Teacher. The word brings so many memories in my mind. Good and bad. Serious and funny.
I consider it great when you meet your teacher at the market and he/she remembers you. Just imagine the number of students they would have seen in their career? And to remember most of the students is really an achievement. It is another matter why a teacher remembers a particular student. Maybe the student was too mischievous and the teacher had punished him/her so many times that both have never been able to forget each other to this day. Or maybe the teacher found the student so bright and academically oriented that the face is etched in the teacher’s memory.
I wish to narrate an incident related to the former because I was never a bright and academically oriented student.

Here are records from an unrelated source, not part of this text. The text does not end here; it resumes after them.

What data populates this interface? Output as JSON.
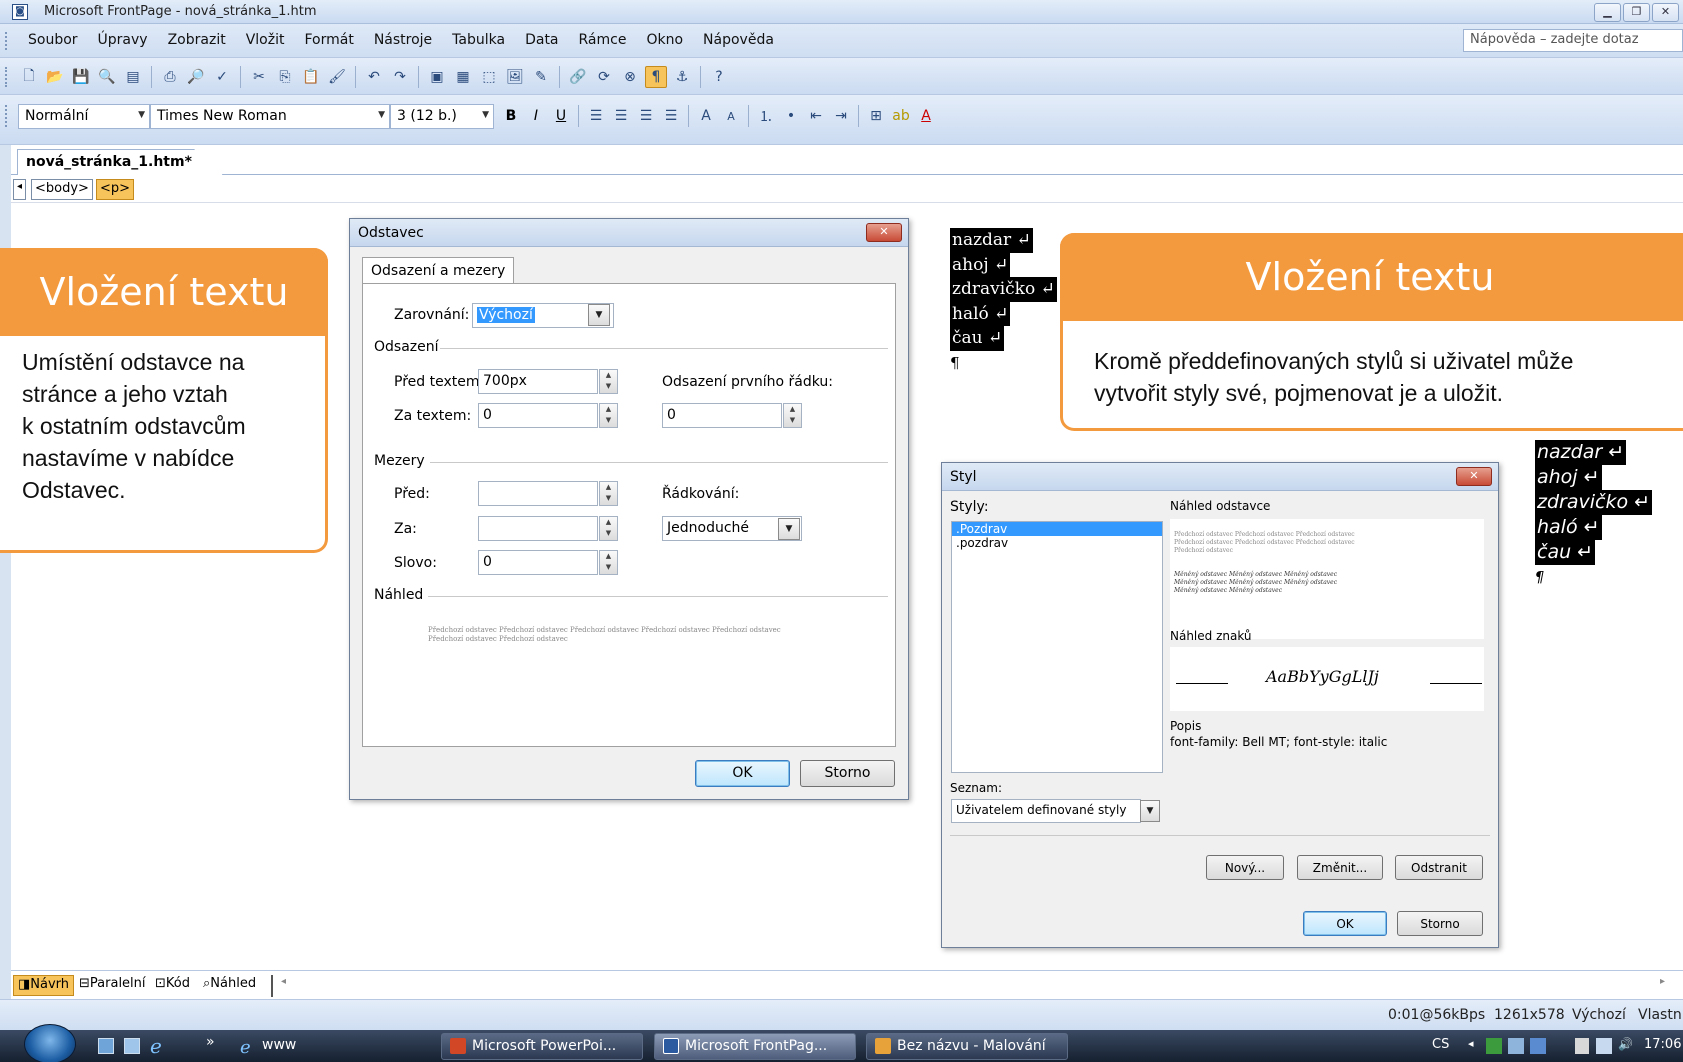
{
  "window": {
    "title": "Microsoft FrontPage - nová_stránka_1.htm",
    "app_icon": "frontpage-icon",
    "controls": [
      "minimize-icon",
      "restore-icon",
      "close-icon"
    ]
  },
  "menubar": {
    "items": [
      "Soubor",
      "Úpravy",
      "Zobrazit",
      "Vložit",
      "Formát",
      "Nástroje",
      "Tabulka",
      "Data",
      "Rámce",
      "Okno",
      "Nápověda"
    ],
    "help_placeholder": "Nápověda – zadejte dotaz"
  },
  "format_toolbar": {
    "style": "Normální",
    "font": "Times New Roman",
    "size": "3 (12 b.)"
  },
  "document": {
    "tab": "nová_stránka_1.htm*",
    "tags": [
      "<body>",
      "<p>"
    ]
  },
  "callout_left": {
    "title": "Vložení textu",
    "lines": [
      "Umístění odstavce na",
      "stránce a jeho vztah",
      "k ostatním odstavcům",
      "nastavíme v nabídce",
      "Odstavec."
    ]
  },
  "callout_right": {
    "title": "Vložení textu",
    "lines": [
      "Kromě předdefinovaných stylů si uživatel může",
      "vytvořit styly své, pojmenovat je a uložit."
    ]
  },
  "paragraph_dialog": {
    "title": "Odstavec",
    "tab": "Odsazení a mezery",
    "alignment_label": "Zarovnání:",
    "alignment_value": "Výchozí",
    "indent_group": "Odsazení",
    "before_text_label": "Před textem:",
    "before_text_value": "700px",
    "after_text_label": "Za textem:",
    "after_text_value": "0",
    "first_line_label": "Odsazení prvního řádku:",
    "first_line_value": "0",
    "spacing_group": "Mezery",
    "before_label": "Před:",
    "before_value": "",
    "after_label": "Za:",
    "after_value": "",
    "line_spacing_label": "Řádkování:",
    "line_spacing_value": "Jednoduché",
    "word_label": "Slovo:",
    "word_value": "0",
    "preview_group": "Náhled",
    "preview_line1": "Předchozí odstavec Předchozí odstavec Předchozí odstavec Předchozí odstavec Předchozí odstavec",
    "preview_line2": "Předchozí odstavec Předchozí odstavec",
    "ok": "OK",
    "cancel": "Storno"
  },
  "style_dialog": {
    "title": "Styl",
    "styles_label": "Styly:",
    "styles": [
      ".Pozdrav",
      ".pozdrav"
    ],
    "selected_index": 0,
    "para_preview_label": "Náhled odstavce",
    "para_preview_prev": [
      "Předchozí odstavec Předchozí odstavec Předchozí odstavec",
      "Předchozí odstavec Předchozí odstavec Předchozí odstavec",
      "Předchozí odstavec"
    ],
    "para_preview_cur": [
      "Měněný odstavec Měněný odstavec Měněný odstavec",
      "Měněný odstavec Měněný odstavec Měněný odstavec",
      "Měněný odstavec Měněný odstavec"
    ],
    "char_preview_label": "Náhled znaků",
    "char_preview_sample": "AaBbYyGgLlJj",
    "desc_label": "Popis",
    "desc_text": "font-family: Bell MT; font-style: italic",
    "list_label": "Seznam:",
    "list_value": "Uživatelem definované styly",
    "new_btn": "Nový...",
    "modify_btn": "Změnit...",
    "delete_btn": "Odstranit",
    "ok": "OK",
    "cancel": "Storno"
  },
  "text_block_1": [
    "nazdar ↵",
    "ahoj ↵",
    "zdravičko ↵",
    "haló ↵",
    "čau ↵"
  ],
  "text_block_2": [
    "nazdar ↵",
    "ahoj ↵",
    "zdravičko ↵",
    "haló ↵",
    "čau ↵"
  ],
  "pilcrow": "¶",
  "view_tabs": [
    "Návrh",
    "Paralelní",
    "Kód",
    "Náhled"
  ],
  "status": {
    "speed": "0:01@56kBps",
    "resolution": "1261x578",
    "default": "Výchozí",
    "custom": "Vlastn"
  },
  "taskbar": {
    "ie_label": "www",
    "buttons": [
      "Microsoft PowerPoi...",
      "Microsoft FrontPag...",
      "Bez názvu - Malování"
    ],
    "active_index": 1,
    "lang": "CS",
    "clock": "17:06"
  },
  "colors": {
    "callout_orange": "#f39a3f",
    "chrome_blue": "#cfdef2",
    "selection_blue": "#3399ff"
  }
}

I remember all my teachers. Because I have given most of them tough time in keeping me silent. According to most of my teachers, I was an ‘Outstanding student’ i.e. I was always ‘Standing out’ during their class. So you can imagine to what extent I have terrified them. But the best thing was that I used to hone my drawing skills whenever I was made to stand out. So I am thankful to all the teachers who told me to ‘Get out’. I am what I am for all those hours I stood out sketching the school building, the teachers, students, the trees around Malleswaram 18th Cross, the passengers waiting at the bus stop opposite my school…(I studied in Kendriya Vidyalaya, Malleswaram.)
Padma Miss during the Alumni meet at KVM on Jan.26, 2013
I liked the Librarian Padma Miss as she had all the magazines like Champak, Chandamama, Tinkle, Sportstar, CSR and MISHA, a Russian Magazine for Kids. I was the first to enter the Library in the morning and dig the shelf for new arrivals. It was all fine until one day she found out that I was carrying a Cork ball into the library. She grabbed it and put it atop a tall shelf. I begged her to give it back but to no avail. I really cried that day because after a lot of pestering, my father had bought me a ‘Cork ball’. For the fear of losing it, I always had it in my shorts pocket. And now it was gone forever. I hated the ‘Library period’ then onwards as by default she made me stand out.
I knew Padma Miss stayed somewhere close to the school as I had seen her come by walk. I used to see her in the market sometimes. And sometimes in a temple near Malleswaram 8th cross. Whenever and Wherever I saw her, I used to pester her to return the ball. And she would give a stern look and go away.
One day, after missing the cork ball for nearly 9 months, I followed her home and told her father that “Miss has taken my cork ball.” He called her and she was shocked to see me in her house. When they spoke to each other in Telugu, I could only make out the words ‘Cork ball’ and ‘Naughty fellow’. She told me to meet her the next day in the Library. I went home with some hope of getting the ball the next day.
My school was between 9 am till 3.10 pm. I was in the Library at 8 am the next morning. I waited and waited for Miss to come and was in no mood to even read any of the newly arrived magazines, which were waiting on Miss’ table to get the School seal on their fresh pages.
At about 9 am, Miss came. And she scolded me for standing in the Library without attending ‘Prayer’. I just about managed to tell, “I want the ball Miss”. She told she will take this matter to the Principal. She told, “Why do you harass me like this everywhere, I say? Why do you fellows come to school? Take a bat and ball and play on the streets the whole day.” I don’t know what made me tell “Miss give me my ball miss, I will never see this school, I will play wherever I want”. She became red in the face and hit the back of my head with a newspaper rolled in.” And for the umpteenth time, another teacher told me to ‘Get out’.
After a few months, the academic year was over and I had crossed primary school level. I still hated the ‘Library period’ although I could enter the Library. One day, I saw that Padma Miss was cleaning the old magazines in the shelves and called me to hold a bundle of books. She told me to check if any magazines were on top of the shelf. I stood on the wooden stool and saw to my amazement the ‘Cork ball’, my treasure, lying in a corner like an orphan, covered with cob web and fine dust. The manufacturer’s name was still visible: Malcom. I was about to pick it up when Miss shouted, ‘What are you gaping at?” I told there were no magazines. The bell rang. She got busy collecting the books my friends were returning. I took the red cherry and wiped the dust like a fast bowler does. And ran away to show my friends the gem in my hand.
Even today, sometimes I get to see Padma Miss at the Malleswaram Market. After talking for a few minutes about my classmates and teachers, I invariably ask her, ‘Miss, I want my cork ball”. She raises her hand to hit me and just taps my head. And both of us have a hearty laugh unmindful of the fellow shoppers staring at us.